After months of living in the modern metropolis of Almaty, my fellow Americans and I decided to embark on one last adventure before the end of our semester together in Kazakhstan. Lucky enough, we had befriended a local student at our university who invited us to visit his аул (aul/the Kazakh word for village) in western Kazakhstan, near the border with Uzbekistan in what would become my favorite experience during my time here.
Although the village was over 12 hours away by bus from our home base in Almaty, the journey ended up being one of the best parts of the trip. Here in Kazakhstan (and probably most of the former Soviet Union), there are лежачие автобусы (laying buses), in which there are rows of bunk beds along the windows. This was a truly foreign concept for us Americans, but the sheer convenience and comfort makes me wish we had something similar back in the states (although I’m pretty sure such a bus would fail most American safety standards).
Upon arriving in the аул, which was a mere stone’s throw away from Tashkent, we were greeted by perhaps the most hospitable people I’ve ever met. They immediately offered us a huge meal, complete with конина (konina/horsemeat in Russian), endless cups of tea and most importantly бешбармак (beshbarmak/means “five finger food” in Kazakh), the staple of traditional Kazakh cuisine. The dinner table was a constantly revolving door of family, friends and neighbors who stopped by to say hello and eat with us, the strange new guests of their village. After meeting dozens of people, we asked our hosts just how many people lived in their home and no one was able to give a clear answer. They just knew it was A LOT.
After an evening in the banya and a night of rest following our long journey, we embarked on what felt like a celebrity tour. Word had seemingly gotten out that a group of Americans were in town, as we were invited from house to house for every meal of the day. It seemed like every three hours we were eating again, and no one seemed to understand that the human stomach can only hold so much бешбармак (beshbarmak) before it explodes.
Each meal presented us with a new experience and different perspective of Kazakhstan. Some were reserved for just the men of the house, others included everyone, even the dozens of children in the family, and our last was a persistent group of young locals who asked us to sing some “traditional” American songs (we agreed on “Wagon Wheel” and “Old Town Road”…the remix of course).
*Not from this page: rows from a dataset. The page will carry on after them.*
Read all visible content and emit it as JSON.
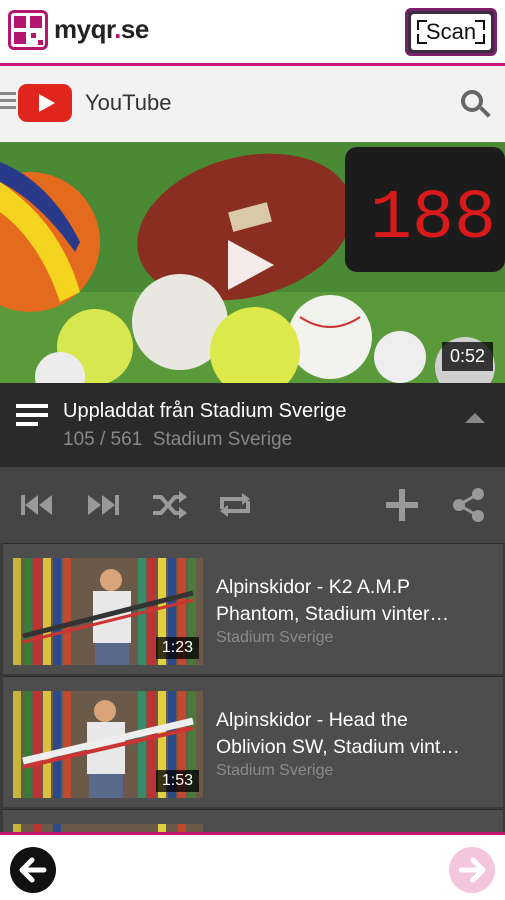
{
  "brand": {
    "name": "myqr",
    "dot": ".",
    "tld": "se"
  },
  "scan_label": "Scan",
  "youtube": {
    "title": "YouTube"
  },
  "video": {
    "duration": "0:52",
    "scoreboard": "188"
  },
  "playlist": {
    "title": "Uppladdat från Stadium Sverige",
    "position": "105 / 561",
    "channel": "Stadium Sverige"
  },
  "items": [
    {
      "title_line1": "Alpinskidor - K2 A.M.P",
      "title_line2": "Phantom, Stadium vinter…",
      "channel": "Stadium Sverige",
      "duration": "1:23"
    },
    {
      "title_line1": "Alpinskidor - Head the",
      "title_line2": "Oblivion SW, Stadium vint…",
      "channel": "Stadium Sverige",
      "duration": "1:53"
    }
  ],
  "colors": {
    "accent": "#c8157a",
    "youtube_red": "#e0261c",
    "dark": "#2a2a2a"
  },
  "icons": [
    "qr-logo-icon",
    "menu-icon",
    "search-icon",
    "play-icon",
    "playlist-icon",
    "chevron-up-icon",
    "skip-previous-icon",
    "skip-next-icon",
    "shuffle-icon",
    "repeat-icon",
    "add-icon",
    "share-icon",
    "back-arrow-icon",
    "forward-arrow-icon"
  ]
}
Perhaps the most eye-opening aspect of the village was the role that horses play in everyday life. Despite the fact that Kazakhs love конина (konina/horsemeat), they have a very special relationship with these animals that stretches back centuries to their nomadic lifestyle. I’ve been told by many people that Kazakhs never eat the horse they ride, which is not uncommon in the villages (both for sport and transportation), but the others raised as livestock or found in the wild are fair game. While walking through the аул, we stumbled upon a group of men in the neighborhood preparing to slaughter a wild horse. Perhaps sensing our morbid curiosity, they invited us to watch. My stomach somersaulted as they surgically sliced the horse’s neck, but the men assured us it was the most humane and painless way for the animal. It was undoubtedly sad to watch, but I felt that it was important to understand where the meat I eat comes from and I was comforted by the fact that these men truly did carry out the deed with grace and respect.
Later that day we saw the reverse cultural role of horses as we ventured into an even more rural part of the country to watch кокпар (kokpar), the national sport of Kazakhstan. This game is popular throughout Central Asia and involves groups of horse-mounted men trying to place a legless goat carcass in a “goal” (I promise you this is a real thing). It was truly insane to watch the scrums of horses wrestle for position as their riders whipped one another in an attempt to grab the 50kg carcass. Television crews filmed the action, drones flew above the violent scrums and an announcer excitedly yelled in Kazakh, encouraging the crowd to place their bets on this ancient game. People were baffled by our presence, but we assured them that we were longtime fans of the sport and even placed a 500 tenge bet on some random team (I didn’t win).
All in all, the village was by far my favorite experience during my fall semester in Kazakhstan. I’m very lucky to have had to opportunity and extremely thankful to my friend for inviting us to his home. I’m going to miss my American friends leaving this semester, but I look forward to all the new memories that await me in the upcoming months.
By: Michael McShane
Program: Advanced Russian Language and Area Studies Program (RLASP), Almaty, Kazakhstan
Term: Fall 2019